The midface, in aesthetic and anatomic terms, is the part of the face from the lower eyelids to the upper lip. At first glance, it may not seem that there is a lot going on here. However, more careful analysis shows that aging in the midface is complicated and multifactorial. In addition, changes here play an extremely important part in the overall aesthetic changes of the aging face. The subtle but complex anatomical and functional issues of the midface have inspired a similarly complex web of surgical, non-surgical, and minimally-invasive treatments. This includes everything from the nearly ubiquitous Botox® Cosmetic and soft-tissue fillers, to less commonly performed operations like the endoscopic midface lift.

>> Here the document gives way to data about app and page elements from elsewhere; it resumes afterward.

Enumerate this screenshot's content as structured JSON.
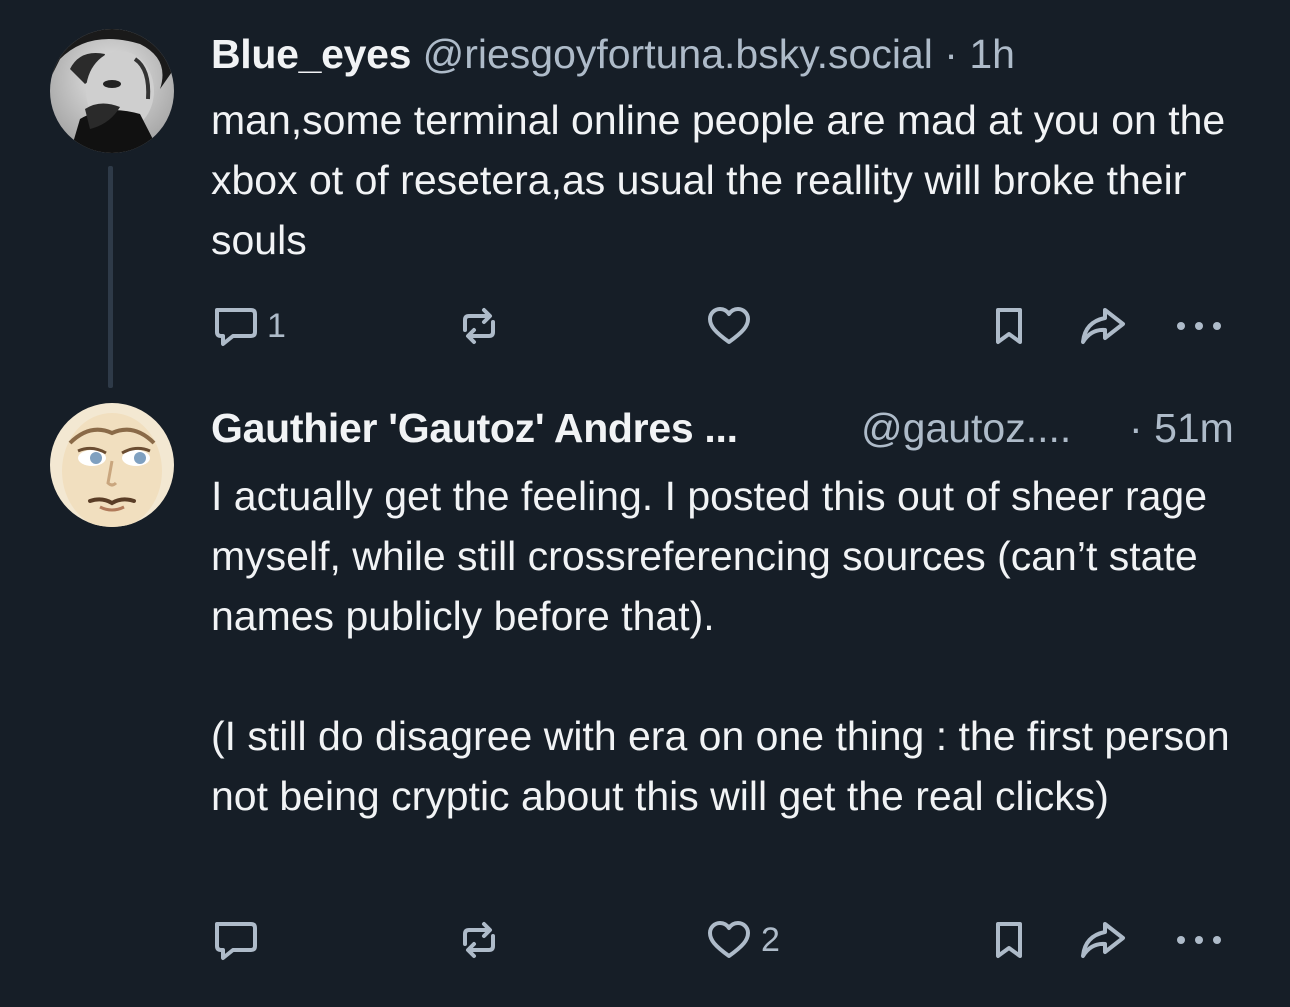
{
  "posts": [
    {
      "author": {
        "display_name": "Blue_eyes",
        "handle": "@riesgoyfortuna.bsky.social",
        "avatar": "grayscale-portrait-photo"
      },
      "time": "1h",
      "separator": "·",
      "text_paragraphs": [
        "man,some terminal online people are mad at you on the xbox ot of resetera,as usual the reallity will broke their souls"
      ],
      "actions": {
        "reply_icon": "reply-bubble-icon",
        "reply_count": "1",
        "repost_icon": "repost-icon",
        "repost_count": "",
        "like_icon": "heart-icon",
        "like_count": "",
        "bookmark_icon": "bookmark-icon",
        "share_icon": "share-arrow-icon",
        "more_icon": "more-dots-icon"
      }
    },
    {
      "author": {
        "display_name": "Gauthier 'Gautoz' Andres ...",
        "handle": "@gautoz....",
        "avatar": "cartoon-face-illustration"
      },
      "time": "51m",
      "separator": "·",
      "text_paragraphs": [
        "I actually get the feeling. I posted this out of sheer rage myself, while still crossreferencing sources (can’t state names publicly before that).",
        "(I still do disagree with era on one thing : the first person not being cryptic about this will get the real clicks)"
      ],
      "actions": {
        "reply_icon": "reply-bubble-icon",
        "reply_count": "",
        "repost_icon": "repost-icon",
        "repost_count": "",
        "like_icon": "heart-icon",
        "like_count": "2",
        "bookmark_icon": "bookmark-icon",
        "share_icon": "share-arrow-icon",
        "more_icon": "more-dots-icon"
      }
    }
  ],
  "colors": {
    "background": "#161e27",
    "text_primary": "#f1f3f5",
    "text_secondary": "#aebbc9",
    "thread_line": "#2e3a48"
  }
}
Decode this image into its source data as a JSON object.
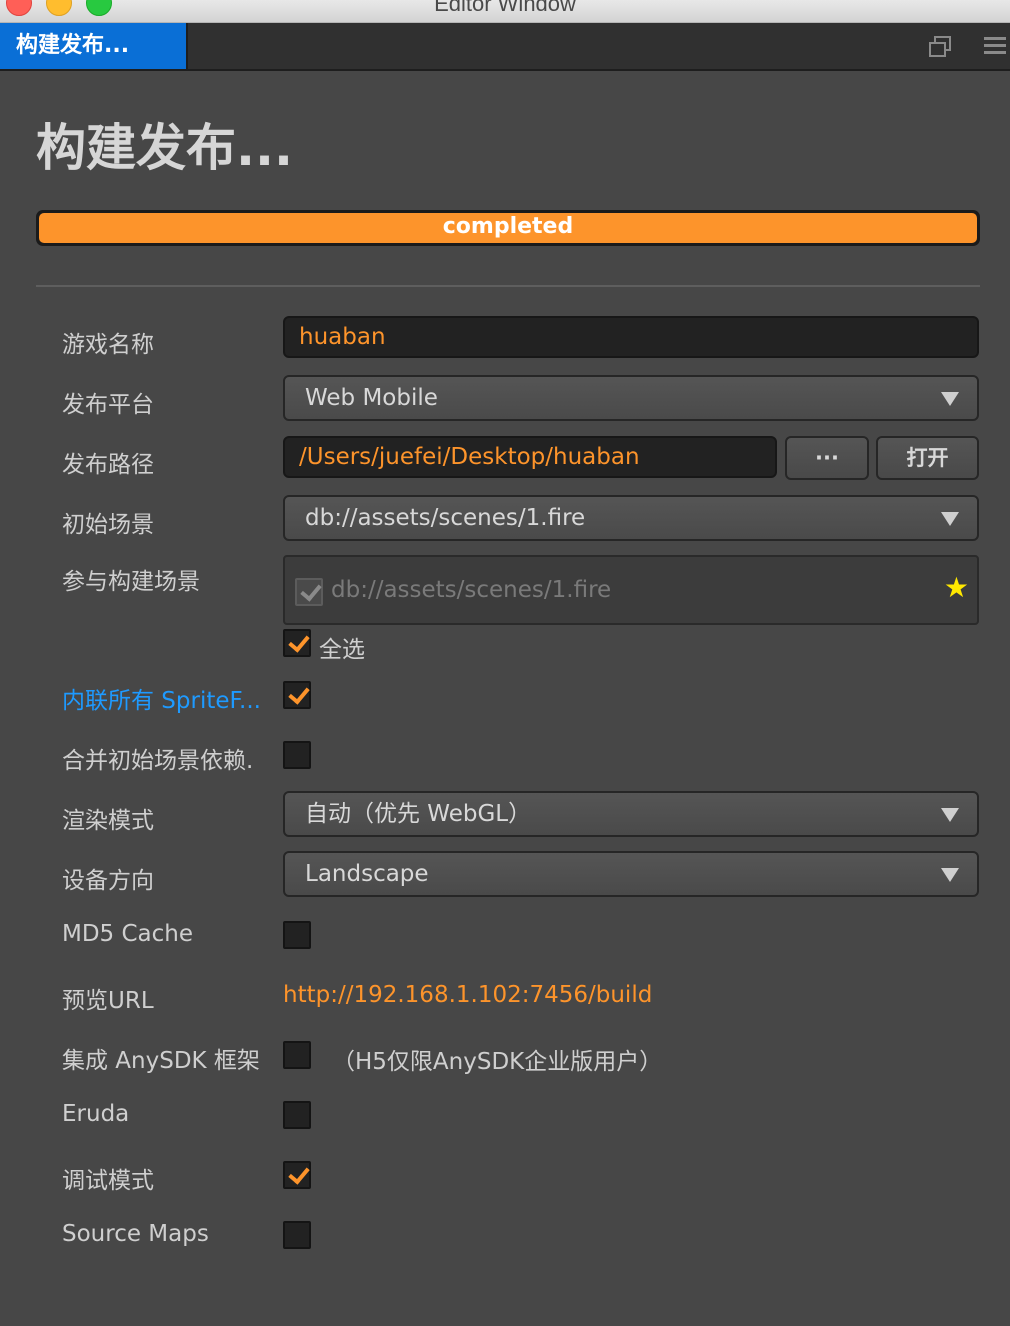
{
  "window": {
    "title": "Editor Window"
  },
  "tab": {
    "label": "构建发布..."
  },
  "page": {
    "title": "构建发布..."
  },
  "progress": {
    "label": "completed",
    "value": 1.0,
    "color": "#fd942b"
  },
  "form": {
    "game_name": {
      "label": "游戏名称",
      "value": "huaban"
    },
    "platform": {
      "label": "发布平台",
      "value": "Web Mobile"
    },
    "build_path": {
      "label": "发布路径",
      "value": "/Users/juefei/Desktop/huaban",
      "browse_label": "···",
      "open_label": "打开"
    },
    "start_scene": {
      "label": "初始场景",
      "value": "db://assets/scenes/1.fire"
    },
    "included_scenes": {
      "label": "参与构建场景",
      "items": [
        {
          "path": "db://assets/scenes/1.fire",
          "checked": true,
          "is_start": true
        }
      ],
      "select_all_label": "全选",
      "select_all_checked": true
    },
    "inline_sprite_frames": {
      "label": "内联所有 SpriteF...",
      "checked": true
    },
    "merge_start_scene": {
      "label": "合并初始场景依赖.",
      "checked": false
    },
    "render_mode": {
      "label": "渲染模式",
      "value": "自动（优先 WebGL）"
    },
    "orientation": {
      "label": "设备方向",
      "value": "Landscape"
    },
    "md5_cache": {
      "label": "MD5 Cache",
      "checked": false
    },
    "preview_url": {
      "label": "预览URL",
      "value": "http://192.168.1.102:7456/build"
    },
    "anysdk": {
      "label": "集成 AnySDK 框架",
      "checked": false,
      "note": "（H5仅限AnySDK企业版用户）"
    },
    "eruda": {
      "label": "Eruda",
      "checked": false
    },
    "debug": {
      "label": "调试模式",
      "checked": true
    },
    "source_maps": {
      "label": "Source Maps",
      "checked": false
    }
  },
  "colors": {
    "accent": "#fd942b",
    "link": "#1e9aff",
    "tab_active": "#0a6fd6",
    "background": "#474747"
  }
}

As you can imagine, evaluating the results of the myriad midface rejuvenation treatments is extremely difficult for patients. In fact, it has also been difficult for plastic surgeons! As an attempt to bring some clarity, at least for the surgical and minimally-invasive approaches, Dr. Andrew Jacono and I have published an article in JAMA Facial Plastic Surgery (http://archfaci.jamanetwork.com/article.aspx?articleid=1558176). In this study, we present a comprehensive evaluation of different surgical techniques, including extended lower lid blepharoplasty, facial fat grafting, endoscopic midface lift, and deep plane facelift, alone and in combination. Perhaps most importantly, we chose as our outcome measure the only outcome that really matters in aesthetic surgery – patient satisfaction with the results.
Extensive analysis of data from 150 patients who underwent midface rejuvenation procedures revealed a few important points. First, about one third of patients required a combined approach owing to the complex nature of the aging midface. Second, facial fat grafting alone had the highest rate of dissatisfaction among patients, while extended lower blepharoplasty (lower eyelid lift) with orbital fat preservation and transposition had the highest rate of satisfaction. And finally, in patients with certain anatomic issues (such as a relatively flat cheekbone area), a combination of lifting and volumizing techniques (either with fat or with implants) is the key to success.
Dr. Evan Ransom is an Ivy League-educated and Ivy League trained Facial Plastic and Reconstructive Surgeon. He is a Double Board Certified Head and Neck Surgeon and Facial Plastic and Reconstructive Surgery and fellowship-trained in facial plastic, reconstructive, and laser surgery. His practice is in the San Francisco Bay Area, serving patients from San Francisco, Oakland, Marin County, Palo Alto, Silicon Valley, Walnut Creek, the East Bay, and all over Northern California.